At the recent annual meeting of the American Society of Parasitologists I was
once again struck by the breadth of the field we call parasitology. As a
scientist, I am limited to a rather small sector of the field, and I'll be
the first to admit--I don't get a lot of chances to sit down and talk with
a wide cross-section of the field. I suspect that the field is really
driven by a series of Big Questions--and that each of us spends our days
working on proximal facets of only one, or at most only a very few, of the
ultimate parasitological questions. I suspect that in many ways the questions
that drive parasitology aren't that much different than the questions that
drive other fields. But I thought I'd ask. What are the ultimate
questions that drive parasitology? My work is primarily concerned with host
specificity and the evolution of complex life cycles. The proximal questions
end up being "Animal X infects host Z, but can it infect Z's congenerics?"
"If not, what ecological, physiological etc. events/conditions prevent
such an association?" The ultimate questions are a little broader.
"What is the fundamental
nature of host specificity, and has it arisen as a result of a series of
common costraining themes or as a series of independent interactions?"

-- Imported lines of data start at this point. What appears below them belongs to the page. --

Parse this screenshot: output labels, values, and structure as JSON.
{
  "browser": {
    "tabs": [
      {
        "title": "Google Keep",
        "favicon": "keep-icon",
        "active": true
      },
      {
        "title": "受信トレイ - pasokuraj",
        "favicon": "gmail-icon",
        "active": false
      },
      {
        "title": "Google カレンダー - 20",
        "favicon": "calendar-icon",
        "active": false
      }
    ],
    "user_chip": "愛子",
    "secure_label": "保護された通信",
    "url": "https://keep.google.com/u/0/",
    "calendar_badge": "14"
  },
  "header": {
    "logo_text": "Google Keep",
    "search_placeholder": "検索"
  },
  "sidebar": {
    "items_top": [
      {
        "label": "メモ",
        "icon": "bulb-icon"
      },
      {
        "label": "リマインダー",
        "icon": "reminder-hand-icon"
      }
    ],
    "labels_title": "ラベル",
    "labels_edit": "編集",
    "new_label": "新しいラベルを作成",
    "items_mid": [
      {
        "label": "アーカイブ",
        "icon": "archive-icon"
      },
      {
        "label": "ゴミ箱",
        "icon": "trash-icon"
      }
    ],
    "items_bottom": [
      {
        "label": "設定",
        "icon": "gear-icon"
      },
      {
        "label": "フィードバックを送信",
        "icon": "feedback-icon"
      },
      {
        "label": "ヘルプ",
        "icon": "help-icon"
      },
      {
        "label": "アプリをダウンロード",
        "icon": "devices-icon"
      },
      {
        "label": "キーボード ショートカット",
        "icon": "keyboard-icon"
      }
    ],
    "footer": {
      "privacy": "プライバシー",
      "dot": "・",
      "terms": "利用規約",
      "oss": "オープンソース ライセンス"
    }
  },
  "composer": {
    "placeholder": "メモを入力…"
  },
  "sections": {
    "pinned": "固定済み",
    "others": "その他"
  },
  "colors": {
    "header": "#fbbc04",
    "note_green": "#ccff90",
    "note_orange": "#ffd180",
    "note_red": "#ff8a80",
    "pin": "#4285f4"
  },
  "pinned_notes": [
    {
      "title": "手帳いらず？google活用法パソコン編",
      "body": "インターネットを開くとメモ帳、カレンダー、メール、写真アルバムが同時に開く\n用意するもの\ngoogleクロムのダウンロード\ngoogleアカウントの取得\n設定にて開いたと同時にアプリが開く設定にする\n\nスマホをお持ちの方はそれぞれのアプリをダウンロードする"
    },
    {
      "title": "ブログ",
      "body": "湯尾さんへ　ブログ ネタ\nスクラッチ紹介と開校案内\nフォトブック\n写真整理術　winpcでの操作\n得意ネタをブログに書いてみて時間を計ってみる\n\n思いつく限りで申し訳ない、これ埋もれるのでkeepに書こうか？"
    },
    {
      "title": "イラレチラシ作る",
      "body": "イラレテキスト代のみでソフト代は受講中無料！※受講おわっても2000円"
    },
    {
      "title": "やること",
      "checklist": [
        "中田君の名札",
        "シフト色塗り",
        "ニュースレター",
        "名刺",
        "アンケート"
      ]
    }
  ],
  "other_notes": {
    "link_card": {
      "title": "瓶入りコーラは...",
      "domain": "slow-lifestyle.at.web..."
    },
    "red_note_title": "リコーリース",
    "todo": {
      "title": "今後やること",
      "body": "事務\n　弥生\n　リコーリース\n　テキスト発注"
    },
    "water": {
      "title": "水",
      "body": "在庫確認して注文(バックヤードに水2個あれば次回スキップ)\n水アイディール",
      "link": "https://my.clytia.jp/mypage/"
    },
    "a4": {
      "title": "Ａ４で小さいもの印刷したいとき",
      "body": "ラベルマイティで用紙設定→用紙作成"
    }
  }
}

What are the ultimate questions for the rest of the field? Reply by post
e-mail--if the e-mail's are juicy thought toys--I'll translate them back into
new threads on the group.
Rich Clopton |"Any segment of land can be interesting of
SEPTATE at TAMSUN.TAMU.EDU| itself, but its greater significance must
Texas A&M University | always exist in the life it sustains."
Parasitologist & Proud | -_Centennial_, James Michener